I will have to deal later with the fact that the TI85 computes eigenvalues/eigenvectors, but the TI83+ apparently does not.

10. Learning.  You should gradually get used to being  SELF-TAUGHT.   No one can make you learn a subject you
don't care about. For the other subjects, the instructor's main role is to point out what is important (in the forest of less essential
material included in most texts), and the interconnections and applications, but it is up to you to learn it
any way you can.  At times my `explanations'  (and/or pace) may assume a fluency with `lower level' material that is not present.
If this happens, raise your hand and ask a relevant question. If you still can't understand the
answer, ask during office hours- or study with a classmate, friend, tutor, etc- anything that works for you. In the end your
grade will reflect how much you've learned, and the `reasons' for a low (or failing)  grade won't matter.

A common reason for a good student to get low grades in a class like this is that he/she is taking too many hours: 15h/sem is
plenty for a student who is not working.
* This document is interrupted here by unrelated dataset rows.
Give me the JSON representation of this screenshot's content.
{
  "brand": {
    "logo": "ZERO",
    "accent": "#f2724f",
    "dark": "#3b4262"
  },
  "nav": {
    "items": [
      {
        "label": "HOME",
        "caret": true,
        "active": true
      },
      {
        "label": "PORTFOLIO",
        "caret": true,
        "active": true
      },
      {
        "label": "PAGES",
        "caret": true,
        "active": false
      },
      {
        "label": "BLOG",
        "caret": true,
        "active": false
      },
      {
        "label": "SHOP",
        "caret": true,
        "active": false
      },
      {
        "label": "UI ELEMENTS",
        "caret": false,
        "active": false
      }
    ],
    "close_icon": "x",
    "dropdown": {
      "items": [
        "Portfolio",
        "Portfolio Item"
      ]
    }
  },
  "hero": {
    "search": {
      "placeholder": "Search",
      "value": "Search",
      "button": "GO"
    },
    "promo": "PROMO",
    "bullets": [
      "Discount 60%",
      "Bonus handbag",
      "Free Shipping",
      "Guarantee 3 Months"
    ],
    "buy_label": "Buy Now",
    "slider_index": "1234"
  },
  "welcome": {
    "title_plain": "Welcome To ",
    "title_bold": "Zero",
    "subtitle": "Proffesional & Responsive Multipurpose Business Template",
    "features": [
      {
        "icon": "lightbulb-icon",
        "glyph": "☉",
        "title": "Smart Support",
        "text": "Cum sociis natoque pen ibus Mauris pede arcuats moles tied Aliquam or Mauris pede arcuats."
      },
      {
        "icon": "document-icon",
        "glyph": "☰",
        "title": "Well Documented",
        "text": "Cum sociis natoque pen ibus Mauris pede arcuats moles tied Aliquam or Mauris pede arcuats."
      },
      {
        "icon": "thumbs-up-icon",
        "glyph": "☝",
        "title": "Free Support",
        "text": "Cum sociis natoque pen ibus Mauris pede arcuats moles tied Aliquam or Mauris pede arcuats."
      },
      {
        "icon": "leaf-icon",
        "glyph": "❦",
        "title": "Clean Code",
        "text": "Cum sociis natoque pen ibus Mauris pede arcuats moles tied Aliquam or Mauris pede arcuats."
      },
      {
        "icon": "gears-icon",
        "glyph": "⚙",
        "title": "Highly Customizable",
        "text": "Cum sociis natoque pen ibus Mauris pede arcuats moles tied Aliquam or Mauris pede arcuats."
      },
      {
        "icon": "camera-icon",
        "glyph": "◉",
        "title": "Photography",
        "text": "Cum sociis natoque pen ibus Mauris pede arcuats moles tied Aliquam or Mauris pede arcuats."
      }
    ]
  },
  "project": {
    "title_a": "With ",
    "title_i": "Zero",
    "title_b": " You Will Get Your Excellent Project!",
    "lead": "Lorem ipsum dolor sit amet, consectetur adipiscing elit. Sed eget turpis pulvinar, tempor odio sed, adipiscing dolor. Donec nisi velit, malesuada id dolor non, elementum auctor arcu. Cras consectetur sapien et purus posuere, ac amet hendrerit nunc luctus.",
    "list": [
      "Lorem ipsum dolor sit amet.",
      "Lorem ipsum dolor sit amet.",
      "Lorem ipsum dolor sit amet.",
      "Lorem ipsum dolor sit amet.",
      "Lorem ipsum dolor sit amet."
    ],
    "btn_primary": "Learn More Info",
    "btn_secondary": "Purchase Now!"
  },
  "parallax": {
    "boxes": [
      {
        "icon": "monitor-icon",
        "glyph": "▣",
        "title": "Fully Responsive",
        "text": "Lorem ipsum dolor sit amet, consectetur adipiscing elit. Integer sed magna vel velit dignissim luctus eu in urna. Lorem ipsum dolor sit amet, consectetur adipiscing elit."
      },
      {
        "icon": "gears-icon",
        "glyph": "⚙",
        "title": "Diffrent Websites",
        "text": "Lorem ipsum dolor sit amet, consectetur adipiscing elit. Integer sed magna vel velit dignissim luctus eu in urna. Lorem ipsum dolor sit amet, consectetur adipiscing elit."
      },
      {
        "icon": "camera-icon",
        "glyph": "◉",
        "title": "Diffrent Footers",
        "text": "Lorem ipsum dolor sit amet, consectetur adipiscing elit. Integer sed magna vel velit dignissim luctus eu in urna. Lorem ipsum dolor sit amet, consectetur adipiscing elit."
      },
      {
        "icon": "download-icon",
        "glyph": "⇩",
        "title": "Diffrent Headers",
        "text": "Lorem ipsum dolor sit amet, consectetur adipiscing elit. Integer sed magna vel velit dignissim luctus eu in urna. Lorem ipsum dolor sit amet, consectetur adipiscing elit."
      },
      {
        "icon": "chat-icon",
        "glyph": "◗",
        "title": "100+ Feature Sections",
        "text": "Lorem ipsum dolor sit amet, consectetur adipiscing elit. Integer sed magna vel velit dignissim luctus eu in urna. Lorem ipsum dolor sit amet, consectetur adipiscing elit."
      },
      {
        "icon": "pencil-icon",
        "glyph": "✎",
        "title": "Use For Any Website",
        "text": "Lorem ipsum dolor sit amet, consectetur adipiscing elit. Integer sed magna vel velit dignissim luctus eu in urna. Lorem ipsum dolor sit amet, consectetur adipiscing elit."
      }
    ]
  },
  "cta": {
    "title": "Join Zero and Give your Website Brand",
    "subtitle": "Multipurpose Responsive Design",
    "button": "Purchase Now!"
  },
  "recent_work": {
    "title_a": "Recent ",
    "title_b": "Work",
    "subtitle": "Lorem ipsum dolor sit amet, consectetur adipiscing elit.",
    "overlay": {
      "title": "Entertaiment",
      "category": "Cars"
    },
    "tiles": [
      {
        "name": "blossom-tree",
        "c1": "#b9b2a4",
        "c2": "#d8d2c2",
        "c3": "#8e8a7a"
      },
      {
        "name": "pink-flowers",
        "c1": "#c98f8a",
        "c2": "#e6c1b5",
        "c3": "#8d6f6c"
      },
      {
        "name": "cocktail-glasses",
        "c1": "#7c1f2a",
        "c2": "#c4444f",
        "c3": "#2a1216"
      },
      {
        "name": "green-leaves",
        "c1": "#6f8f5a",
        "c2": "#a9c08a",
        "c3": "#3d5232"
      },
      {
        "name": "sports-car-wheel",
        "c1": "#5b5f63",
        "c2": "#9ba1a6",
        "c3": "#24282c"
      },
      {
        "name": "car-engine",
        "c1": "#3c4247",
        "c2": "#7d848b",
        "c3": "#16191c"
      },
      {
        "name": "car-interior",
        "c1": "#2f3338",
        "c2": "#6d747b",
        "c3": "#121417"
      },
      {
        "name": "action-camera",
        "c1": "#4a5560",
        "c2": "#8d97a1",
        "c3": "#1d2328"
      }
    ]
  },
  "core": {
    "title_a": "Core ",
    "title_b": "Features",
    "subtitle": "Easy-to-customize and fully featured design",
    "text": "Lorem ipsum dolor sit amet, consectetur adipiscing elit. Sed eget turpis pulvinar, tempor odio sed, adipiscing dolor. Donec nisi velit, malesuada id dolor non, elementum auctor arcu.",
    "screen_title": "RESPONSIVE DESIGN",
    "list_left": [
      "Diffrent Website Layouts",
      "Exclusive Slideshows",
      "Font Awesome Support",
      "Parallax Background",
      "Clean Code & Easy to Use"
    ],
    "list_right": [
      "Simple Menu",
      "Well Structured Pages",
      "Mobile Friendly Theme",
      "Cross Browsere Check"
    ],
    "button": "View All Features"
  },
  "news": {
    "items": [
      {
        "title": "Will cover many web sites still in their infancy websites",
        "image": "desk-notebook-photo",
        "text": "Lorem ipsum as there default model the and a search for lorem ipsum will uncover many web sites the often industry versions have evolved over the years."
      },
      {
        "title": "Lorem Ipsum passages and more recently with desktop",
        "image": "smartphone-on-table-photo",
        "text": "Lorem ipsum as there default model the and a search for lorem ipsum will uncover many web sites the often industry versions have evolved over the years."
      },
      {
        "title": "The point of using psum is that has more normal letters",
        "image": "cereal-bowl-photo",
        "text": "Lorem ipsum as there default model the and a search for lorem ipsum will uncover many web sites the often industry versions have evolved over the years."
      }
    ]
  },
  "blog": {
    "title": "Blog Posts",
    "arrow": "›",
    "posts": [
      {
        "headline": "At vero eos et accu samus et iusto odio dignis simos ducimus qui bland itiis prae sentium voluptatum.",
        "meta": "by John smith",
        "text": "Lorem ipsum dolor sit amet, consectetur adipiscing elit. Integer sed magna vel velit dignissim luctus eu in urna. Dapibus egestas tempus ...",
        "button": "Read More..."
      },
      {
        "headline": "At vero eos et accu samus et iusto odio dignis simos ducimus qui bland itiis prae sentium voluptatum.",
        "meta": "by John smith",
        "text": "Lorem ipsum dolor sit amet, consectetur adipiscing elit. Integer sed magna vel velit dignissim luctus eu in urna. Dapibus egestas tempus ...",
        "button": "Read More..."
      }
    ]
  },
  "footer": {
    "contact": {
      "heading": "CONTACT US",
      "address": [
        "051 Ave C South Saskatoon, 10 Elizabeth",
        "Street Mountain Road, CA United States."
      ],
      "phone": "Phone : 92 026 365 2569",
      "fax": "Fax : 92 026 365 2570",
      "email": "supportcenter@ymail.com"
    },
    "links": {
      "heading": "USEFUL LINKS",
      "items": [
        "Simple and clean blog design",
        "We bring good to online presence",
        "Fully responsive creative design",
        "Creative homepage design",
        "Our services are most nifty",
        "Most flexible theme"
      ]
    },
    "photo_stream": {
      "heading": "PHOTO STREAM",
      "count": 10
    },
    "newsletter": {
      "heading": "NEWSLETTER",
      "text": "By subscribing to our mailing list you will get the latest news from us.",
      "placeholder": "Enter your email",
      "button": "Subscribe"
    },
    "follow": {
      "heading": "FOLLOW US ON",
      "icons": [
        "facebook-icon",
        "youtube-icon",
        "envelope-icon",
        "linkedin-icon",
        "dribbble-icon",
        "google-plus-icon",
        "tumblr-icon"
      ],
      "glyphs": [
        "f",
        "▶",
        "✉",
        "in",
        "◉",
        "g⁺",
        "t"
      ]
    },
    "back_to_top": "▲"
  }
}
Those working outside of school (or taking care of a child or other non-academic
reponsibility)  should not go beyond 12h. Taking a heavier course load with good grades would only be possible if the courses were
trivial, which very few courses are. (In particular, this one is not)  For this course, if you are not spending at least 2h
reading the text and working on problems for each hour of lecture, you are probably not spending enough time to get a good
grade (A or B.) (This is a necessary, but often not a sufficient condition- some students will need more time.)
If your course load is heavy, it is probably a good idea to drop a class early on (if it is this one, please let me know.)